EXERCISE AIM
Repeat all of the entries, please, keeping each line exact.

Data records:
# # # #

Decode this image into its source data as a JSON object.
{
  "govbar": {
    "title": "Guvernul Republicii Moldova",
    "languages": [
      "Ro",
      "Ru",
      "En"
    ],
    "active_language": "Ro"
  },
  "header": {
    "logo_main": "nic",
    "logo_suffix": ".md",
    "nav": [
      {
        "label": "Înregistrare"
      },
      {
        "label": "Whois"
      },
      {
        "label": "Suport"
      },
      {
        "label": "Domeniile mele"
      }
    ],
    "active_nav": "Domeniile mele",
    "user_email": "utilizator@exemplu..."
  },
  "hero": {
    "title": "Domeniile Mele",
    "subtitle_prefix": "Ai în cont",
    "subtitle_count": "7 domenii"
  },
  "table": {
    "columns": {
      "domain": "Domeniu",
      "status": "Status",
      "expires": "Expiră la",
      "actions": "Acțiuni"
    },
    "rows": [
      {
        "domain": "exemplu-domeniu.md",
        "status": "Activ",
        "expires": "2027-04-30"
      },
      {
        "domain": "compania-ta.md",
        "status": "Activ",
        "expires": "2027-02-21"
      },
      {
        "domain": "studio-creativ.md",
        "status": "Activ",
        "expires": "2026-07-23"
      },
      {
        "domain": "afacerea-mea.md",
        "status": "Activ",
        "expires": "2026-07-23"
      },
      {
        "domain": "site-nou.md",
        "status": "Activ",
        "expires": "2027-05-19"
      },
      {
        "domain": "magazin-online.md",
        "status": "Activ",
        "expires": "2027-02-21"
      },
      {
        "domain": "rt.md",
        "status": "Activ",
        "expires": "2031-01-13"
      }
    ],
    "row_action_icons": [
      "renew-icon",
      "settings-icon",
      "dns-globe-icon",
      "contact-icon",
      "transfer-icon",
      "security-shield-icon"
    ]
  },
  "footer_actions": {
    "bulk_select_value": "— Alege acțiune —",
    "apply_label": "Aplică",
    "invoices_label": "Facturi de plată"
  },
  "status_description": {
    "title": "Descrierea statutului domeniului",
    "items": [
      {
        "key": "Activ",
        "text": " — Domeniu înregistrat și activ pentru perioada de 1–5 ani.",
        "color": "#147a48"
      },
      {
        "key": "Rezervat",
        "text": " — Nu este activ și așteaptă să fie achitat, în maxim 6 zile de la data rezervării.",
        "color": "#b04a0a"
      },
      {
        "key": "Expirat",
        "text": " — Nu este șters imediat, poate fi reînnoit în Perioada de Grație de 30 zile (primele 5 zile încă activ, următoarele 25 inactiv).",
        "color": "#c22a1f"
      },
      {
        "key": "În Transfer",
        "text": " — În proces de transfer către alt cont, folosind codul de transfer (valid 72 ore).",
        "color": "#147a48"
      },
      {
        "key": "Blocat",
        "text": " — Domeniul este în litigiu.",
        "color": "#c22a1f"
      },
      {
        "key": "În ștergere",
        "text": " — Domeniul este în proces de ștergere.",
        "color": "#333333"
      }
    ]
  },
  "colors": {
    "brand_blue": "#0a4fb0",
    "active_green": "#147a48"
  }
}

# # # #

RESPONSE BOX
Decode this image into its source data as a JSON object.
{
  "govbar": {
    "title": "Guvernul Republicii Moldova",
    "languages": [
      "Ro",
      "Ru",
      "En"
    ],
    "active_language": "Ro"
  },
  "header": {
    "logo_main": "nic",
    "logo_suffix": ".md",
    "nav": [
      {
        "label": "Înregistrare"
      },
      {
        "label": "Whois"
      },
      {
        "label": "Suport"
      },
      {
        "label": "Domeniile mele"
      }
    ],
    "active_nav": "Domeniile mele",
    "user_email": "utilizator@exemplu..."
  },
  "hero": {
    "title": "Domeniile Mele",
    "subtitle_prefix": "Ai în cont",
    "subtitle_count": "7 domenii"
  },
  "table": {
    "columns": {
      "domain": "Domeniu",
      "status": "Status",
      "expires": "Expiră la",
      "actions": "Acțiuni"
    },
    "rows": [
      {
        "domain": "exemplu-domeniu.md",
        "status": "Activ",
        "expires": "2027-04-30"
      },
      {
        "domain": "compania-ta.md",
        "status": "Activ",
        "expires": "2027-02-21"
      },
      {
        "domain": "studio-creativ.md",
        "status": "Activ",
        "expires": "2026-07-23"
      },
      {
        "domain": "afacerea-mea.md",
        "status": "Activ",
        "expires": "2026-07-23"
      },
      {
        "domain": "site-nou.md",
        "status": "Activ",
        "expires": "2027-05-19"
      },
      {
        "domain": "magazin-online.md",
        "status": "Activ",
        "expires": "2027-02-21"
      },
      {
        "domain": "rt.md",
        "status": "Activ",
        "expires": "2031-01-13"
      }
    ],
    "row_action_icons": [
      "renew-icon",
      "settings-icon",
      "dns-globe-icon",
      "contact-icon",
      "transfer-icon",
      "security-shield-icon"
    ]
  },
  "footer_actions": {
    "bulk_select_value": "— Alege acțiune —",
    "apply_label": "Aplică",
    "invoices_label": "Facturi de plată"
  },
  "status_description": {
    "title": "Descrierea statutului domeniului",
    "items": [
      {
        "key": "Activ",
        "text": " — Domeniu înregistrat și activ pentru perioada de 1–5 ani.",
        "color": "#147a48"
      },
      {
        "key": "Rezervat",
        "text": " — Nu este activ și așteaptă să fie achitat, în maxim 6 zile de la data rezervării.",
        "color": "#b04a0a"
      },
      {
        "key": "Expirat",
        "text": " — Nu este șters imediat, poate fi reînnoit în Perioada de Grație de 30 zile (primele 5 zile încă activ, următoarele 25 inactiv).",
        "color": "#c22a1f"
      },
      {
        "key": "În Transfer",
        "text": " — În proces de transfer către alt cont, folosind codul de transfer (valid 72 ore).",
        "color": "#147a48"
      },
      {
        "key": "Blocat",
        "text": " — Domeniul este în litigiu.",
        "color": "#c22a1f"
      },
      {
        "key": "În ștergere",
        "text": " — Domeniul este în proces de ștergere.",
        "color": "#333333"
      }
    ]
  },
  "colors": {
    "brand_blue": "#0a4fb0",
    "active_green": "#147a48"
  }
}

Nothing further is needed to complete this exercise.